Historically, this little-known holiday was a day when women would relax, while men would pamper them with gifts and a feast. Celebrated on the 29th of Bahman in the Iranian calendar (February 17), nowadays Sepandārmazgān is simply meant to be a time for people (men) to express love toward their mothers and wives. While Valentine’s Day has been banned in Iran, the Association of Iran's Cultural and Natural Phenomena have pushed to make Sepandārmazgān a national holiday.
Dia dos Namorados (Brazil)
"Dia dos Namorados" literally means "lover’s day," and it's celebrated on June 14 every year. It falls on the day before Saint Anthony’s day—the saint known for blessing young lovers with a happy marriage. The holiday is celebrated much like Valentine’s Day (gifts, chocolate, dinner), but since February 14 falls so close to the raucous Carnival, Brazil essentially just moved V-Day to June. Smart.
Dia del Amor y Amistad (Colombia)

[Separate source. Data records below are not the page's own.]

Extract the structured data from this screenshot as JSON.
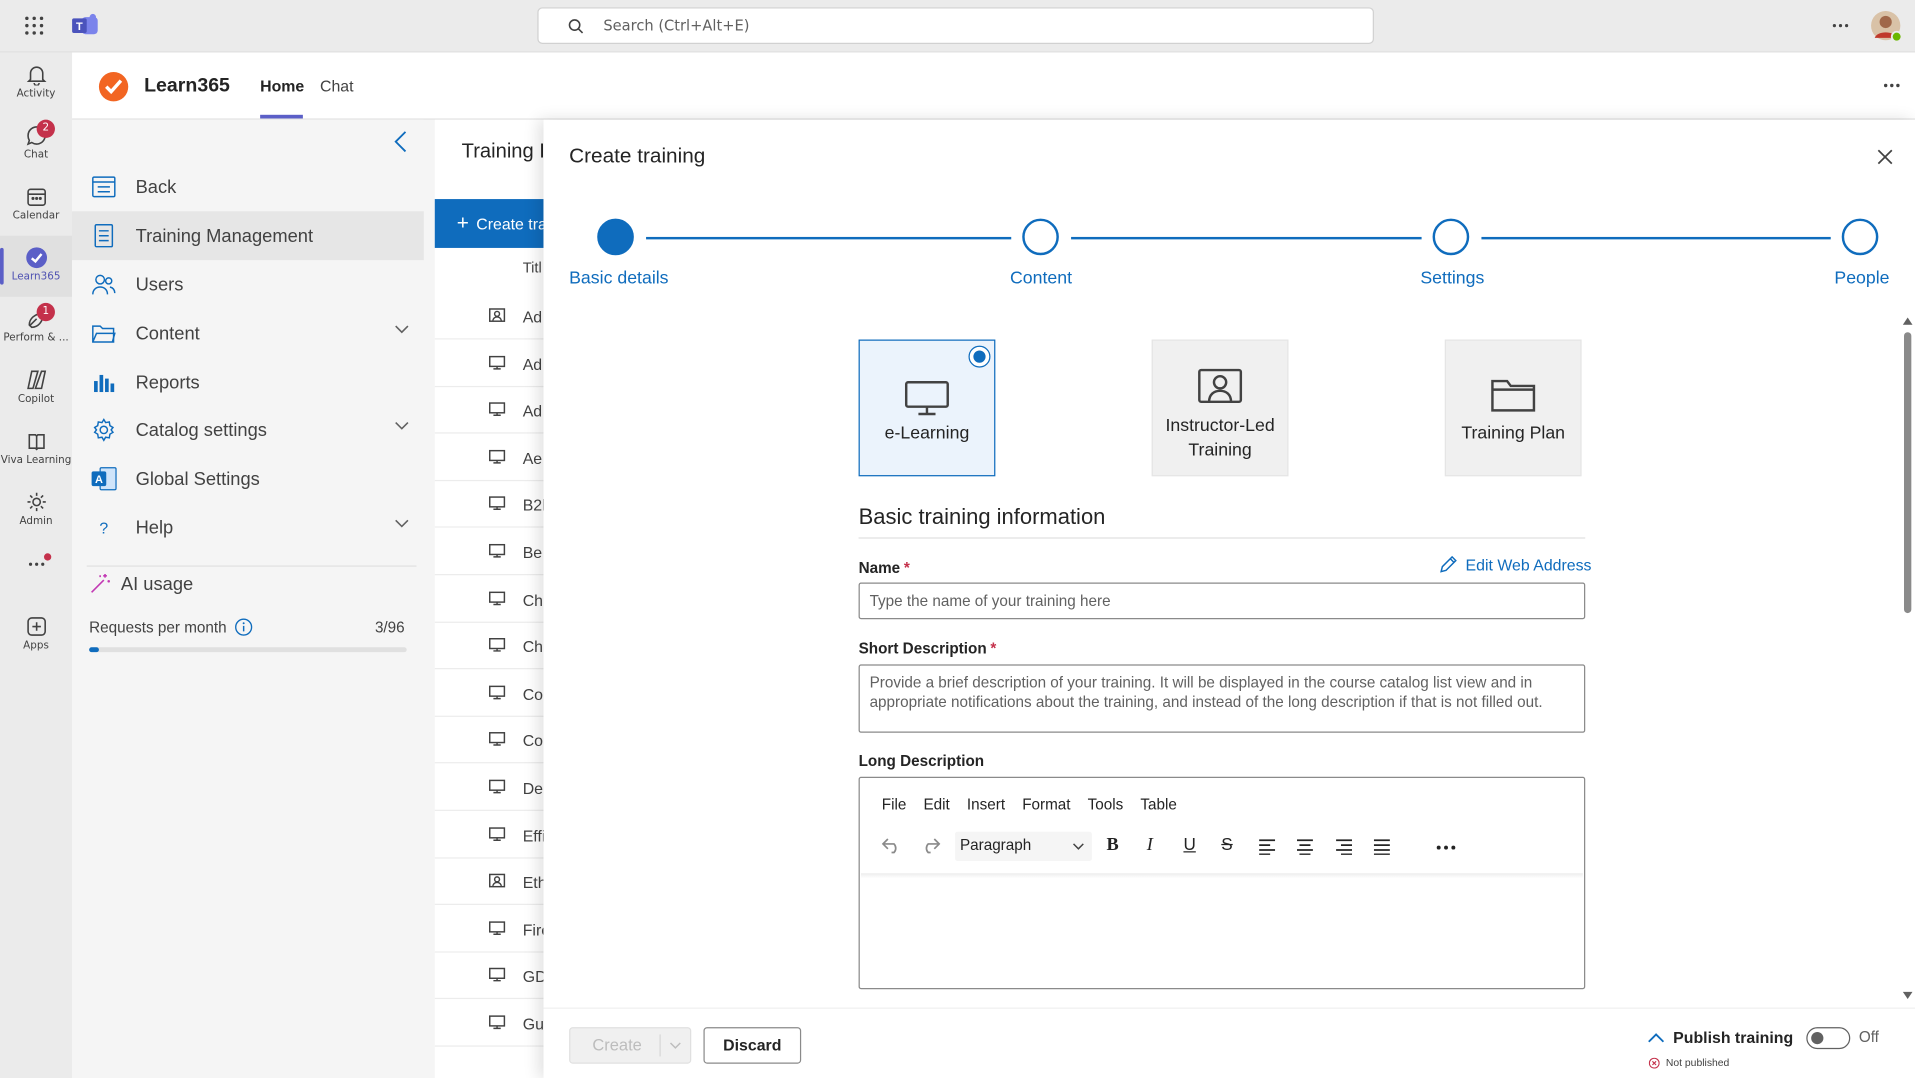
{
  "topbar": {
    "search_placeholder": "Search (Ctrl+Alt+E)"
  },
  "rail": {
    "items": [
      {
        "label": "Activity",
        "icon": "bell-icon"
      },
      {
        "label": "Chat",
        "icon": "chat-icon",
        "badge": "2"
      },
      {
        "label": "Calendar",
        "icon": "calendar-icon"
      },
      {
        "label": "Learn365",
        "icon": "learn365-icon"
      },
      {
        "label": "Perform & ...",
        "icon": "perform-icon",
        "badge": "1"
      },
      {
        "label": "Copilot",
        "icon": "copilot-icon"
      },
      {
        "label": "Viva Learning",
        "icon": "viva-icon"
      },
      {
        "label": "Admin",
        "icon": "admin-icon"
      },
      {
        "label": "Apps",
        "icon": "apps-icon"
      }
    ]
  },
  "app": {
    "name": "Learn365",
    "tabs": [
      "Home",
      "Chat"
    ],
    "active_tab": "Home"
  },
  "nav": {
    "items": [
      {
        "label": "Back"
      },
      {
        "label": "Training Management"
      },
      {
        "label": "Users"
      },
      {
        "label": "Content"
      },
      {
        "label": "Reports"
      },
      {
        "label": "Catalog settings"
      },
      {
        "label": "Global Settings"
      },
      {
        "label": "Help"
      }
    ],
    "ai_usage": "AI usage",
    "requests_label": "Requests per month",
    "requests_value": "3/96",
    "requests_fraction": 0.031
  },
  "list": {
    "heading": "Training I",
    "create_label": "Create tra",
    "column": "Titl",
    "rows": [
      "Ad",
      "Ad",
      "Ad",
      "Ae",
      "B2l",
      "Be",
      "Ch",
      "Ch",
      "Co",
      "Co",
      "De",
      "Effi",
      "Eth",
      "Fire",
      "GD",
      "Gu"
    ]
  },
  "dialog": {
    "title": "Create training",
    "steps": [
      "Basic details",
      "Content",
      "Settings",
      "People"
    ],
    "types": [
      {
        "label": "e-Learning",
        "icon": "monitor-icon",
        "selected": true
      },
      {
        "label": "Instructor-Led Training",
        "icon": "presenter-icon"
      },
      {
        "label": "Training Plan",
        "icon": "folder-icon"
      }
    ],
    "section_title": "Basic training information",
    "name_label": "Name",
    "edit_web_address": "Edit Web Address",
    "name_placeholder": "Type the name of your training here",
    "short_desc_label": "Short Description",
    "short_desc_placeholder": "Provide a brief description of your training. It will be displayed in the course catalog list view and in appropriate notifications about the training, and instead of the long description if that is not filled out.",
    "long_desc_label": "Long Description",
    "editor_menu": [
      "File",
      "Edit",
      "Insert",
      "Format",
      "Tools",
      "Table"
    ],
    "paragraph": "Paragraph",
    "create_button": "Create",
    "discard_button": "Discard",
    "publish_label": "Publish training",
    "toggle_state": "Off",
    "publish_status": "Not published",
    "accent": "#0f6cbd"
  }
}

Dia del Amor y Amistad translates to "Day of Love and Friendship" and takes place on September 20. It’s actually a really cute holiday, similar to Valentine’s Day, except you celebrate love for everyone, including friends. In fact, there’s a fun game associated with this holiday called "secret friend," which works like "secret Santa." After picking a name from a jar, you shower that person with little gifts like chocolate, flowers, and cards (secretly of course) for a whole month.

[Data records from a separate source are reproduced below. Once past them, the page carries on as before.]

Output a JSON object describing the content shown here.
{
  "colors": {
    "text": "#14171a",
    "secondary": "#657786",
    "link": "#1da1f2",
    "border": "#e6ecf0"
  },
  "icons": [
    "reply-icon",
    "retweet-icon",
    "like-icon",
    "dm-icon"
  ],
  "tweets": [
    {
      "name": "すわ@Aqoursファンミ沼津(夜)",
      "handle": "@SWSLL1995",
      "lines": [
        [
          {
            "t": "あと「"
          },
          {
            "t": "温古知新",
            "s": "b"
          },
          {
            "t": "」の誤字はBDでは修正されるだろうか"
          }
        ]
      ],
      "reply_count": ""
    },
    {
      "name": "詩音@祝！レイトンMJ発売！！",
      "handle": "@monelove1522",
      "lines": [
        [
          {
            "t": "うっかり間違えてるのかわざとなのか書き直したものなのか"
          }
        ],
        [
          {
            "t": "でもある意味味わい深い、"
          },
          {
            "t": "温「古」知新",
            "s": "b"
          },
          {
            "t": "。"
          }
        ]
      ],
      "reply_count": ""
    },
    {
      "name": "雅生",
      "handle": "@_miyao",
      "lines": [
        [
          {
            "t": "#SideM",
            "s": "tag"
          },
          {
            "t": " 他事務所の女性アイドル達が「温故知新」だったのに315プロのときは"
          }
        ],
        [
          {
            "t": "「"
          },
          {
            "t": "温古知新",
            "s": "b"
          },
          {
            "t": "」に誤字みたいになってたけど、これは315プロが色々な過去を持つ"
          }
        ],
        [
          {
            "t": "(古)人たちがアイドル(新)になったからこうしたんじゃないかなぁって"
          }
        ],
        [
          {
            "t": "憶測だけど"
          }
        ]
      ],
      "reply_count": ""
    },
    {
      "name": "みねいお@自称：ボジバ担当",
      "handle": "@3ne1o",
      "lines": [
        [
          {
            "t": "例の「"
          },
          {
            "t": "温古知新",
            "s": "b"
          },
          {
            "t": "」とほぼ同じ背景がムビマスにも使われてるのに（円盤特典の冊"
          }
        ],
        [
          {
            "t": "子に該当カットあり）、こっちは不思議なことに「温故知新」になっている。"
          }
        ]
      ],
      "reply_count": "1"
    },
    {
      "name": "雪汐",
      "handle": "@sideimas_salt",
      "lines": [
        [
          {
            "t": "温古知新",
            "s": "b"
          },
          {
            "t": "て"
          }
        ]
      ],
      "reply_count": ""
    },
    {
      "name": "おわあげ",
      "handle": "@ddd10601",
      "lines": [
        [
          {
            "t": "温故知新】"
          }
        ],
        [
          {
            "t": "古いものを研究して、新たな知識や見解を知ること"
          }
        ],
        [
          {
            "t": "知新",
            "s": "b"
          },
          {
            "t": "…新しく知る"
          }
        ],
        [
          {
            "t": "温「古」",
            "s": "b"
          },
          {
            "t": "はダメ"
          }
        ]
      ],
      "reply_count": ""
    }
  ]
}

Dydd Santes Dwynwen (Wales)
Most western countries celebrate Valentine’s Day to an extent, and Wales is no exception. However, they also have another, smaller holiday called St. Dwynwen's Day—in honor of the Welsh saint of love—which falls on January 25 every year.

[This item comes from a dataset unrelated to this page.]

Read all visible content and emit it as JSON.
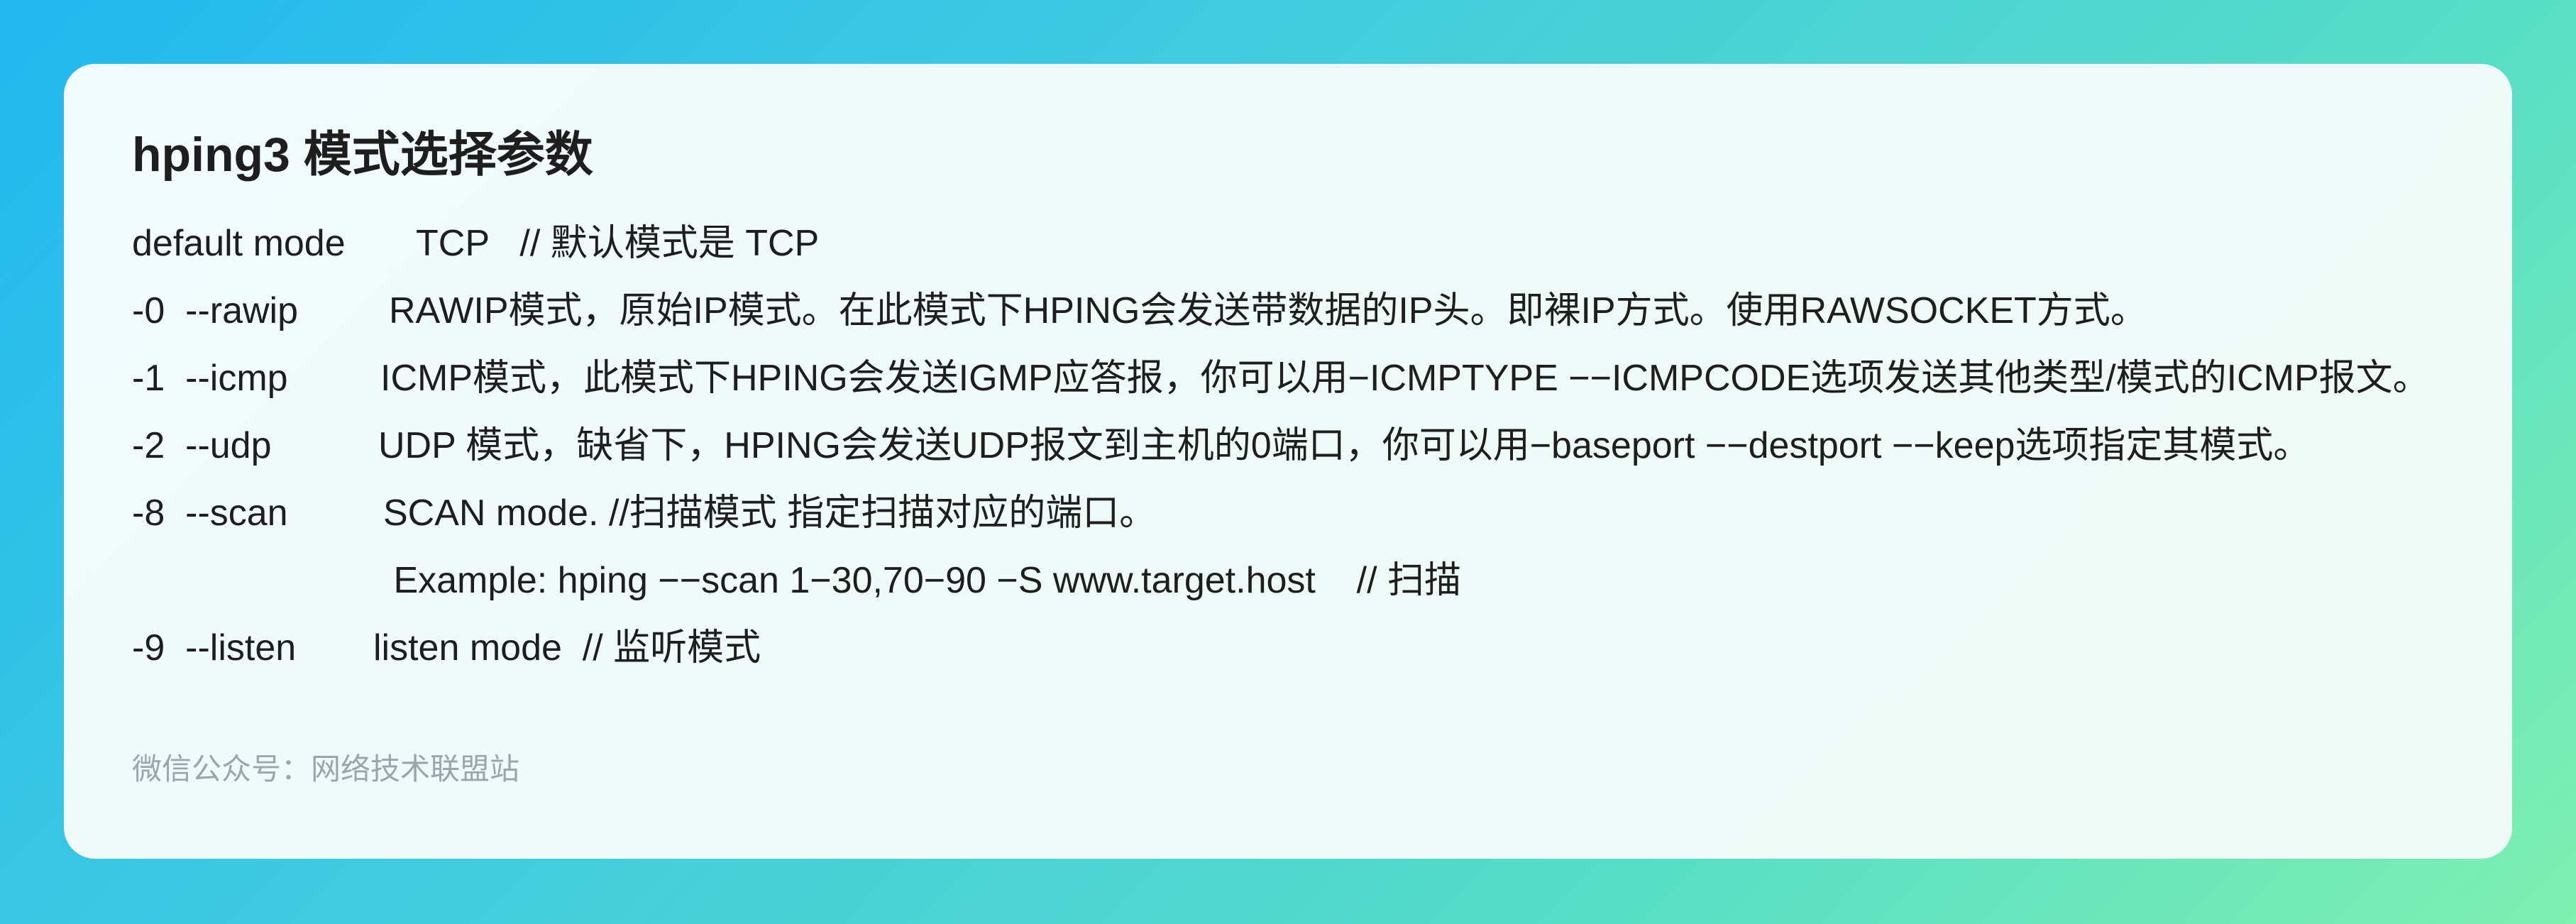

As the story goes, Dwynwen was unable to marry the man she loved, so she prayed to be rid of her heartbreak. An angel came down and granted her a potion which wiped all memory of her lover and turned him to a block of ice. Afterward, God offered Dwynwen three wishes: She wished for her lover to be thawed, for God to help all lovers, and she wished to never marry.
The holiday has seen a resurgence in the last decade or so. In an effort to promote St. Dwynwen's Day, the Welsh Language Board worked with Tesco (a British grocery chain) to distribute 50,000 free cards. People are also encouraged to have a nice meal together, snuggle up, and do other typical romance stuff.
Taryn Hillin is Fusion's love and sex writer, with a large focus on the science of relationships. She also loves dogs, Bourbon barrel-aged beers and popcorn — not necessarily in that order.